John Key says the US and Europe are not the most important economic indicators for NZ anymore. He says the Chinese economy is the most important indicator now, because of its direct impact on growth in Aust.
With Europe and the US slowing down, Key says NZ can expect slower growth than if those parts of the world were healthy. But he says “the one I worry about is China." He says China's economic growth is what affects Australia, which is what affects NZ. Aust is 100% exposed to China.
Latest data from China shows Key is not worrying unnecessarily. The Conference Board, a New York-based research organisation warns growth in China is slowing significantly.China’s economy is cooling after the Govt raised interest rates and banks’ reserve requirements and extended curbs on the real-estate market, adding to concerns about the outlook for the global economy.
Official Chinese figures show China's expansion may slow to 9.2% in the third quarter from 9.5% in the previous three months. This is more serious than the headline numbers suggest, and trade volumes show demand is slowing “sharply” in China and the world.
Meanwhile the PM says in his opinion current world financial turmoil is very different from the forces unleashed in the 2008 global financial crisis. He says "we aren’t immune to the rest of the world, but I genuinely think we are in a lot better shape than a lot of other countries.”
The lesson for business and politicians alike is the world keeps changing. NZ has been caught before with all its eggs in one basket. The entry of the UK into the European Common Market was a massive blow.
While it is great to have a huge market such as China on our doorstep, there is still the chance things could go wrong. NZ exporters need to be multi faceted.

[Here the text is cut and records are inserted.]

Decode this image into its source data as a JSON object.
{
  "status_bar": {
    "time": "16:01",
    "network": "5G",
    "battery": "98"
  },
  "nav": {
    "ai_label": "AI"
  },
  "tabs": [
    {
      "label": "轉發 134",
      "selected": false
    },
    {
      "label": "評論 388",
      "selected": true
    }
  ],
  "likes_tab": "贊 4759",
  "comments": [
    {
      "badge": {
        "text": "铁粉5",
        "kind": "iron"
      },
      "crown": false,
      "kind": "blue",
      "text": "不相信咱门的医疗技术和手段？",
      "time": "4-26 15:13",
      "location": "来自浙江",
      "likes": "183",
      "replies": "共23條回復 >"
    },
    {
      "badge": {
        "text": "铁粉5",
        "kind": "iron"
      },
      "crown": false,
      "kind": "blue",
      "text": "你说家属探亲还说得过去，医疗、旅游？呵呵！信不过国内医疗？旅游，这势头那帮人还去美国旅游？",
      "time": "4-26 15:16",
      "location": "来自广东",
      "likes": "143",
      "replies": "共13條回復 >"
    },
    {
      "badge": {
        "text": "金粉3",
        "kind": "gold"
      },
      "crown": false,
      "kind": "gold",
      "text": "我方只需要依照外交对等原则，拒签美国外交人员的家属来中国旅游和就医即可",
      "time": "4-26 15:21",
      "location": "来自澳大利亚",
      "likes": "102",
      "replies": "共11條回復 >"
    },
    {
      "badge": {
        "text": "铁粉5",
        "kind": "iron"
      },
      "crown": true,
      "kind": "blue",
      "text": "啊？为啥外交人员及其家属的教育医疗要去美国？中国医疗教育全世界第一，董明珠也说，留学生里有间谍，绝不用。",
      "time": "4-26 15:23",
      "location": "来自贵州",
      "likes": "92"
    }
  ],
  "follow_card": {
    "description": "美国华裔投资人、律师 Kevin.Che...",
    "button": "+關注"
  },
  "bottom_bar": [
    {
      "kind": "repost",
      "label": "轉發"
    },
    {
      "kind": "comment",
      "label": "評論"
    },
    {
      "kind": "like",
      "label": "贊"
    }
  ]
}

It is vital the Government keep pushing for more trade access to other markets, and for exporters to look at products higher up the value chain than the sacks of milk powder and unprocessed logs the Chinese want.